In a profitability analysis by Fordham Journal of Corporate & Financial Law, it was determined that the average profit margin from seven publicly traded payday lending companies (including pawn shops) in the U.S. was 7.63%, and for pure payday lenders it was 3.57%. These averages are less than those of other traditional lending institutions such as credit unions and banks.
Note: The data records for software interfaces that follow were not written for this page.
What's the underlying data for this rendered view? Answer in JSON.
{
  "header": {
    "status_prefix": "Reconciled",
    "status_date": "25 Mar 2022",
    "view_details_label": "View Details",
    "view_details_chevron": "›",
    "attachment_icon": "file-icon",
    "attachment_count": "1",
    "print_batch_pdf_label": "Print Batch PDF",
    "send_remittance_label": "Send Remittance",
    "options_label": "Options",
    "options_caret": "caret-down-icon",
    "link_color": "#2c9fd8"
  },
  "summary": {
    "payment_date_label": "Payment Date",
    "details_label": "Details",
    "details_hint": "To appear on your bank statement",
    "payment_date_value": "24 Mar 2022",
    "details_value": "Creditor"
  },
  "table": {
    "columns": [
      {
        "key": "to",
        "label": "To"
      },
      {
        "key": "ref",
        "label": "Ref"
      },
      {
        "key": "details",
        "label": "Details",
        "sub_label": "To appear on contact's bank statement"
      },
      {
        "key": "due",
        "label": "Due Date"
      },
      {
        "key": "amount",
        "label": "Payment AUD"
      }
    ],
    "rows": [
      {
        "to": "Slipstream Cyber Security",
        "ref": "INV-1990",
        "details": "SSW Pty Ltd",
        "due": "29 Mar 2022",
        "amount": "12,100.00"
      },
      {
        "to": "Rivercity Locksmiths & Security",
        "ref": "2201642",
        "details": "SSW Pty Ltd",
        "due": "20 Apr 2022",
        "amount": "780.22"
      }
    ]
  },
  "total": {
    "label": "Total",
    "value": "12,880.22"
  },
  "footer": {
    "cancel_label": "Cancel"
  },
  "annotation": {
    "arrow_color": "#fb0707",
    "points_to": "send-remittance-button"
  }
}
The Center for Responsible Lending found that almost half of payday loan borrowers will default on their loan within the first two years. Taking out payday loans increases the difficulty of paying the mortgage, rent, and utility bills. The possibility of increased economic difficulties leads to homelessness and delays in medical and dental care and the ability to purchase drugs. For military men, using payday loans lowers overall performance and shortens service periods. To limit the issuance of military payday loans, the 2007 Military Lending Act established an interest rate ceiling of 36% on military payday loans. A 2013 article by Dobbie and Skiba found that more than 19% of initial loans in their study ended in default. Based on this, Dobbie and Skiba claim that the payday loan market is high risk.